* [Problem]
Repeat every entry exactly. Do not include the pictures.

* [Data to use]

____

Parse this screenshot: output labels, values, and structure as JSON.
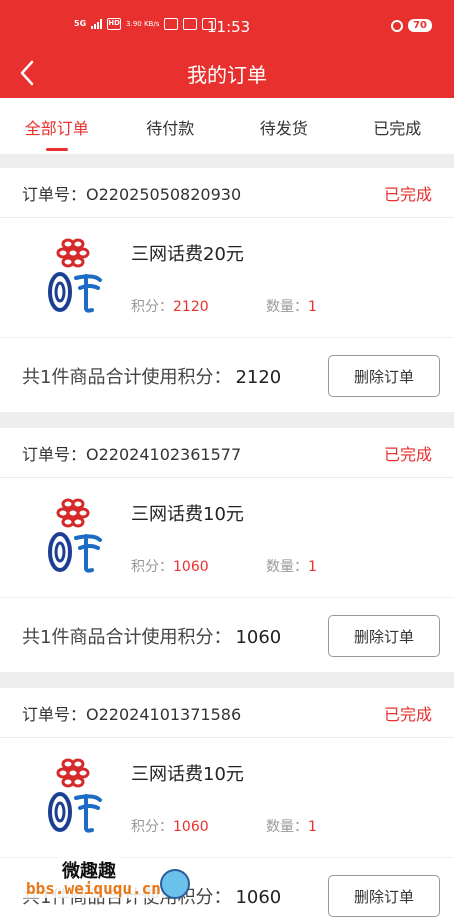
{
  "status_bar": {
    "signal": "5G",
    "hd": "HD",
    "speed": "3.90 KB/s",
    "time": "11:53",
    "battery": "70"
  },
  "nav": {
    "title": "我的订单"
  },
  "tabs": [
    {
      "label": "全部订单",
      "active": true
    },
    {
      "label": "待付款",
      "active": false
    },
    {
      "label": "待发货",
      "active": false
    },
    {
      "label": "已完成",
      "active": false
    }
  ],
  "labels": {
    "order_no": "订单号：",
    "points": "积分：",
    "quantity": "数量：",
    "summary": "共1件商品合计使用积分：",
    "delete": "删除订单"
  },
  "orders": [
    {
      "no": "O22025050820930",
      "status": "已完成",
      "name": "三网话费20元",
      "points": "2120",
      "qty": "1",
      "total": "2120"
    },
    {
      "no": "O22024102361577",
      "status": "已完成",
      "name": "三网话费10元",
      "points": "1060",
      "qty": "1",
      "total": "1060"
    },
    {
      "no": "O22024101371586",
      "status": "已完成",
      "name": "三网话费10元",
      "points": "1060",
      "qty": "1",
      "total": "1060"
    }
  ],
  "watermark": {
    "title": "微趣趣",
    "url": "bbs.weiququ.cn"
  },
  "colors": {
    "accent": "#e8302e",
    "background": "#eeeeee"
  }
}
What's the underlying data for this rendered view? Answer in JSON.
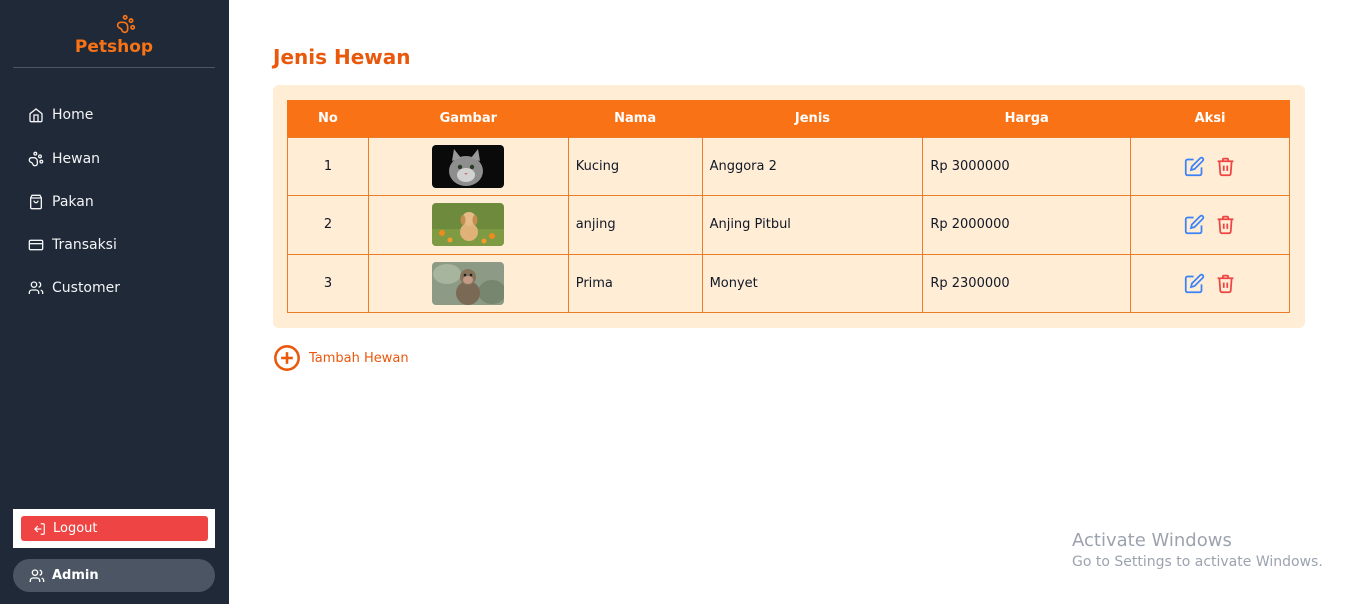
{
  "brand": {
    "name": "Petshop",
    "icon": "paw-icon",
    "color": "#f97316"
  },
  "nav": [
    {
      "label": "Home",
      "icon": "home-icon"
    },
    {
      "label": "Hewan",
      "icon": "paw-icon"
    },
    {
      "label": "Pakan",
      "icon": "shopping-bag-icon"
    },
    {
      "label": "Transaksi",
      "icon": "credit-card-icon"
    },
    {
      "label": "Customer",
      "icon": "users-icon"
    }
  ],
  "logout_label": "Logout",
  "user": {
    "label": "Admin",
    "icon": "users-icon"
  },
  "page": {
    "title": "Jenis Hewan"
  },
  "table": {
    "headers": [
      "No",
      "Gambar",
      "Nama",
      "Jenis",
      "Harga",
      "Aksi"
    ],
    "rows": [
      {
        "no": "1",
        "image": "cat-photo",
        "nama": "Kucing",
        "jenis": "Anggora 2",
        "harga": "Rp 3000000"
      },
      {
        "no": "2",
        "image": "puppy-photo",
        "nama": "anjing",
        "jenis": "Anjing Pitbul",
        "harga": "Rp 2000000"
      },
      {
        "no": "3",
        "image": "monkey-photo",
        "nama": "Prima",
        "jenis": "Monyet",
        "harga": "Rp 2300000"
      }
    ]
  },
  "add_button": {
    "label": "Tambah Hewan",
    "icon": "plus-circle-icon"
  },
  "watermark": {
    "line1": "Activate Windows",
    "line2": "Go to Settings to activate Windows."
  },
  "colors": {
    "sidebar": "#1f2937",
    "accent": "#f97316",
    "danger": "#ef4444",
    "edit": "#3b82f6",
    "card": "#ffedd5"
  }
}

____

* [Problem solution]
Parse this screenshot: output labels, values, and structure as JSON.
{
  "status_bar": {
    "signal": "5G",
    "hd": "HD",
    "speed": "3.90 KB/s",
    "time": "11:53",
    "battery": "70"
  },
  "nav": {
    "title": "我的订单"
  },
  "tabs": [
    {
      "label": "全部订单",
      "active": true
    },
    {
      "label": "待付款",
      "active": false
    },
    {
      "label": "待发货",
      "active": false
    },
    {
      "label": "已完成",
      "active": false
    }
  ],
  "labels": {
    "order_no": "订单号：",
    "points": "积分：",
    "quantity": "数量：",
    "summary": "共1件商品合计使用积分：",
    "delete": "删除订单"
  },
  "orders": [
    {
      "no": "O22025050820930",
      "status": "已完成",
      "name": "三网话费20元",
      "points": "2120",
      "qty": "1",
      "total": "2120"
    },
    {
      "no": "O22024102361577",
      "status": "已完成",
      "name": "三网话费10元",
      "points": "1060",
      "qty": "1",
      "total": "1060"
    },
    {
      "no": "O22024101371586",
      "status": "已完成",
      "name": "三网话费10元",
      "points": "1060",
      "qty": "1",
      "total": "1060"
    }
  ],
  "watermark": {
    "title": "微趣趣",
    "url": "bbs.weiququ.cn"
  },
  "colors": {
    "accent": "#e8302e",
    "background": "#eeeeee"
  }
}
What's the underlying data for this rendered view? Answer in JSON.
{
  "brand": {
    "name": "Petshop",
    "icon": "paw-icon",
    "color": "#f97316"
  },
  "nav": [
    {
      "label": "Home",
      "icon": "home-icon"
    },
    {
      "label": "Hewan",
      "icon": "paw-icon"
    },
    {
      "label": "Pakan",
      "icon": "shopping-bag-icon"
    },
    {
      "label": "Transaksi",
      "icon": "credit-card-icon"
    },
    {
      "label": "Customer",
      "icon": "users-icon"
    }
  ],
  "logout_label": "Logout",
  "user": {
    "label": "Admin",
    "icon": "users-icon"
  },
  "page": {
    "title": "Jenis Hewan"
  },
  "table": {
    "headers": [
      "No",
      "Gambar",
      "Nama",
      "Jenis",
      "Harga",
      "Aksi"
    ],
    "rows": [
      {
        "no": "1",
        "image": "cat-photo",
        "nama": "Kucing",
        "jenis": "Anggora 2",
        "harga": "Rp 3000000"
      },
      {
        "no": "2",
        "image": "puppy-photo",
        "nama": "anjing",
        "jenis": "Anjing Pitbul",
        "harga": "Rp 2000000"
      },
      {
        "no": "3",
        "image": "monkey-photo",
        "nama": "Prima",
        "jenis": "Monyet",
        "harga": "Rp 2300000"
      }
    ]
  },
  "add_button": {
    "label": "Tambah Hewan",
    "icon": "plus-circle-icon"
  },
  "watermark": {
    "line1": "Activate Windows",
    "line2": "Go to Settings to activate Windows."
  },
  "colors": {
    "sidebar": "#1f2937",
    "accent": "#f97316",
    "danger": "#ef4444",
    "edit": "#3b82f6",
    "card": "#ffedd5"
  }
}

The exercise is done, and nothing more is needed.